[Data records for software interfaces]
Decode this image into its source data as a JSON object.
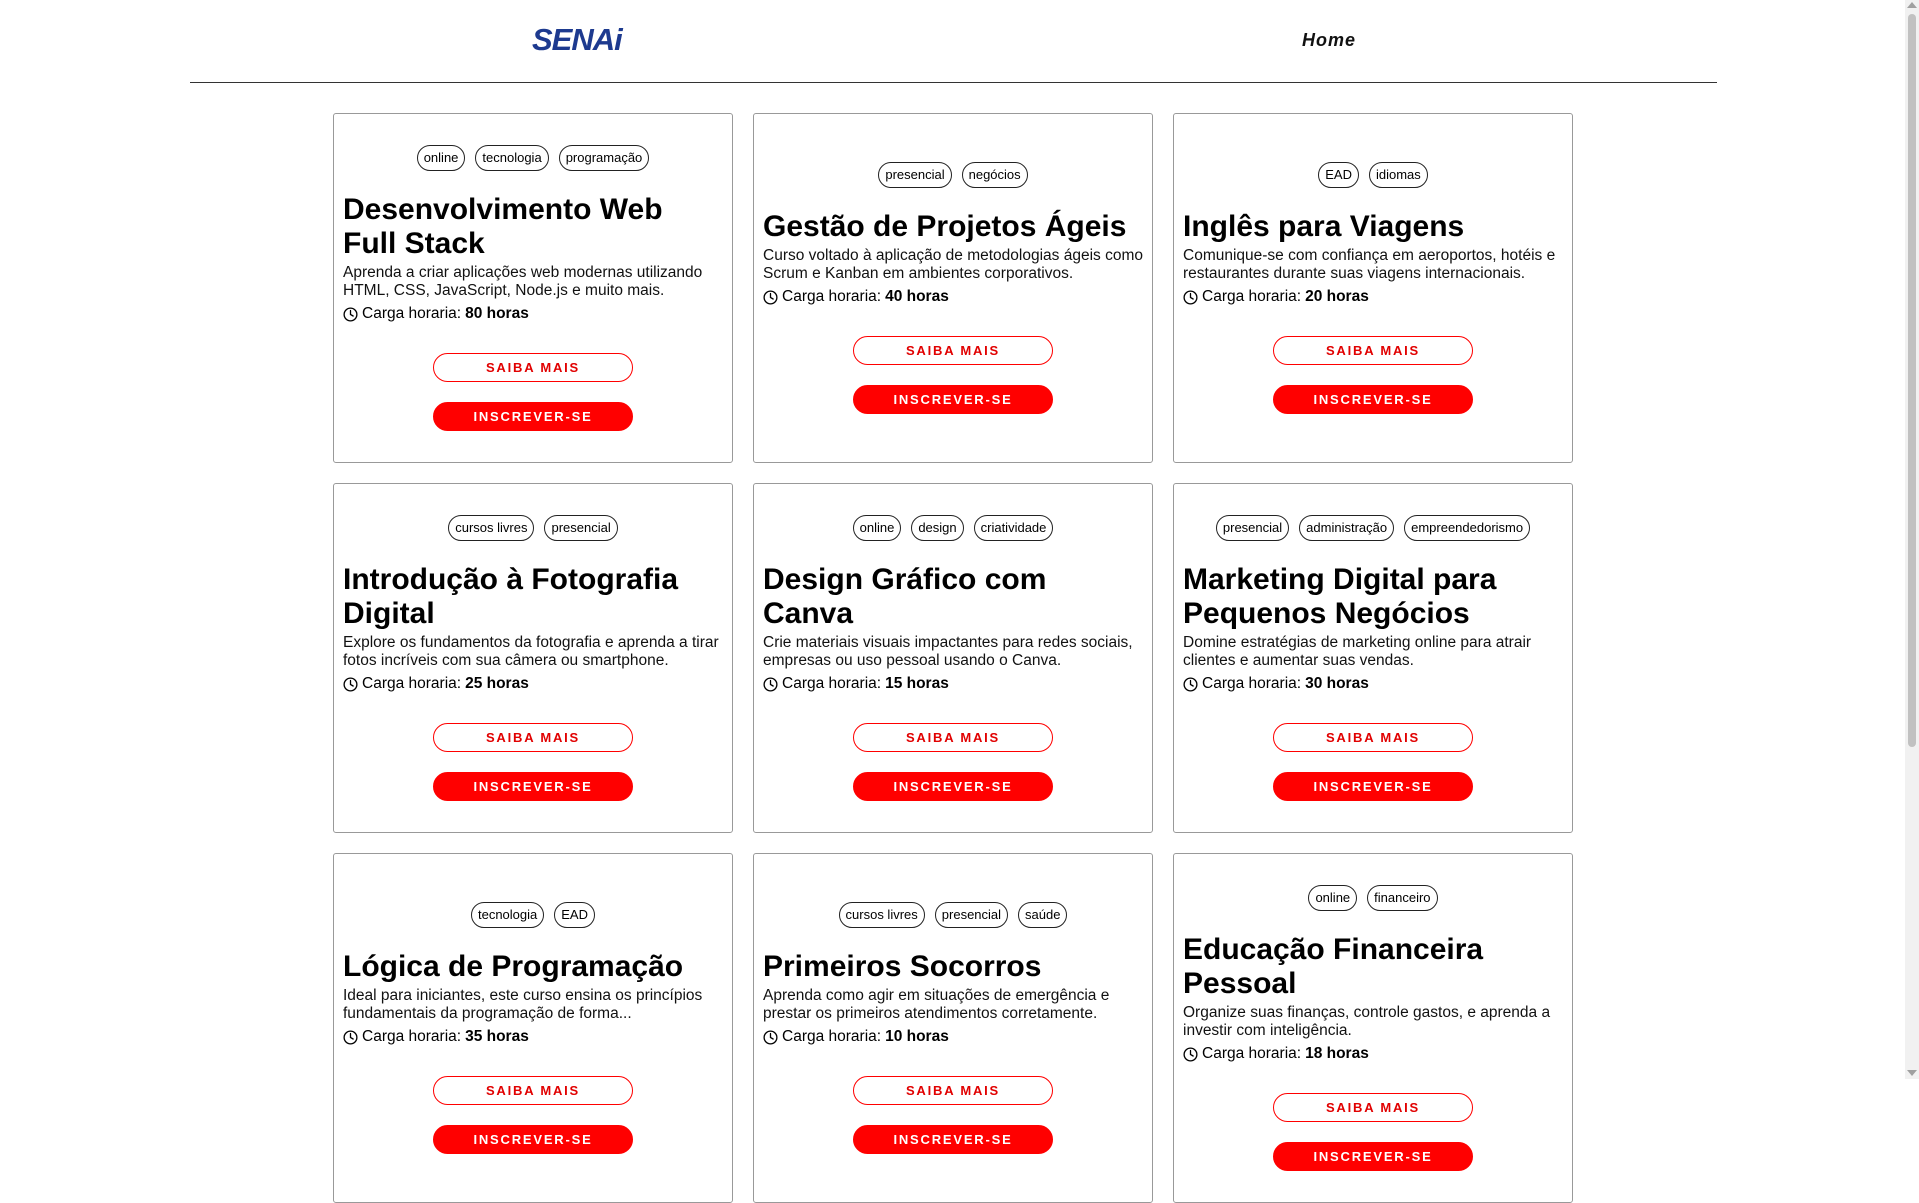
{
  "header": {
    "logo_text": "SENAi",
    "nav_home": "Home"
  },
  "buttons": {
    "saiba_mais": "Saiba mais",
    "inscrever": "Inscrever-se"
  },
  "hours_label": "Carga horaria:",
  "colors": {
    "brand_blue": "#1d3a8f",
    "accent_red": "#ff0000"
  },
  "cards": [
    {
      "tags": [
        "online",
        "tecnologia",
        "programação"
      ],
      "title": "Desenvolvimento Web Full Stack",
      "description": "Aprenda a criar aplicações web modernas utilizando HTML, CSS, JavaScript, Node.js e muito mais.",
      "hours": "80 horas"
    },
    {
      "tags": [
        "presencial",
        "negócios"
      ],
      "title": "Gestão de Projetos Ágeis",
      "description": "Curso voltado à aplicação de metodologias ágeis como Scrum e Kanban em ambientes corporativos.",
      "hours": "40 horas"
    },
    {
      "tags": [
        "EAD",
        "idiomas"
      ],
      "title": "Inglês para Viagens",
      "description": "Comunique-se com confiança em aeroportos, hotéis e restaurantes durante suas viagens internacionais.",
      "hours": "20 horas"
    },
    {
      "tags": [
        "cursos livres",
        "presencial"
      ],
      "title": "Introdução à Fotografia Digital",
      "description": "Explore os fundamentos da fotografia e aprenda a tirar fotos incríveis com sua câmera ou smartphone.",
      "hours": "25 horas"
    },
    {
      "tags": [
        "online",
        "design",
        "criatividade"
      ],
      "title": "Design Gráfico com Canva",
      "description": "Crie materiais visuais impactantes para redes sociais, empresas ou uso pessoal usando o Canva.",
      "hours": "15 horas"
    },
    {
      "tags": [
        "presencial",
        "administração",
        "empreendedorismo"
      ],
      "title": "Marketing Digital para Pequenos Negócios",
      "description": "Domine estratégias de marketing online para atrair clientes e aumentar suas vendas.",
      "hours": "30 horas"
    },
    {
      "tags": [
        "tecnologia",
        "EAD"
      ],
      "title": "Lógica de Programação",
      "description": "Ideal para iniciantes, este curso ensina os princípios fundamentais da programação de forma...",
      "hours": "35 horas"
    },
    {
      "tags": [
        "cursos livres",
        "presencial",
        "saúde"
      ],
      "title": "Primeiros Socorros",
      "description": "Aprenda como agir em situações de emergência e prestar os primeiros atendimentos corretamente.",
      "hours": "10 horas"
    },
    {
      "tags": [
        "online",
        "financeiro"
      ],
      "title": "Educação Financeira Pessoal",
      "description": "Organize suas finanças, controle gastos, e aprenda a investir com inteligência.",
      "hours": "18 horas"
    }
  ]
}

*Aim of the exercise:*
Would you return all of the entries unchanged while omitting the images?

*Your response:*
Decode this image into its source data as a JSON object.
{
  "header": {
    "logo_text": "SENAi",
    "nav_home": "Home"
  },
  "buttons": {
    "saiba_mais": "Saiba mais",
    "inscrever": "Inscrever-se"
  },
  "hours_label": "Carga horaria:",
  "colors": {
    "brand_blue": "#1d3a8f",
    "accent_red": "#ff0000"
  },
  "cards": [
    {
      "tags": [
        "online",
        "tecnologia",
        "programação"
      ],
      "title": "Desenvolvimento Web Full Stack",
      "description": "Aprenda a criar aplicações web modernas utilizando HTML, CSS, JavaScript, Node.js e muito mais.",
      "hours": "80 horas"
    },
    {
      "tags": [
        "presencial",
        "negócios"
      ],
      "title": "Gestão de Projetos Ágeis",
      "description": "Curso voltado à aplicação de metodologias ágeis como Scrum e Kanban em ambientes corporativos.",
      "hours": "40 horas"
    },
    {
      "tags": [
        "EAD",
        "idiomas"
      ],
      "title": "Inglês para Viagens",
      "description": "Comunique-se com confiança em aeroportos, hotéis e restaurantes durante suas viagens internacionais.",
      "hours": "20 horas"
    },
    {
      "tags": [
        "cursos livres",
        "presencial"
      ],
      "title": "Introdução à Fotografia Digital",
      "description": "Explore os fundamentos da fotografia e aprenda a tirar fotos incríveis com sua câmera ou smartphone.",
      "hours": "25 horas"
    },
    {
      "tags": [
        "online",
        "design",
        "criatividade"
      ],
      "title": "Design Gráfico com Canva",
      "description": "Crie materiais visuais impactantes para redes sociais, empresas ou uso pessoal usando o Canva.",
      "hours": "15 horas"
    },
    {
      "tags": [
        "presencial",
        "administração",
        "empreendedorismo"
      ],
      "title": "Marketing Digital para Pequenos Negócios",
      "description": "Domine estratégias de marketing online para atrair clientes e aumentar suas vendas.",
      "hours": "30 horas"
    },
    {
      "tags": [
        "tecnologia",
        "EAD"
      ],
      "title": "Lógica de Programação",
      "description": "Ideal para iniciantes, este curso ensina os princípios fundamentais da programação de forma...",
      "hours": "35 horas"
    },
    {
      "tags": [
        "cursos livres",
        "presencial",
        "saúde"
      ],
      "title": "Primeiros Socorros",
      "description": "Aprenda como agir em situações de emergência e prestar os primeiros atendimentos corretamente.",
      "hours": "10 horas"
    },
    {
      "tags": [
        "online",
        "financeiro"
      ],
      "title": "Educação Financeira Pessoal",
      "description": "Organize suas finanças, controle gastos, e aprenda a investir com inteligência.",
      "hours": "18 horas"
    }
  ]
}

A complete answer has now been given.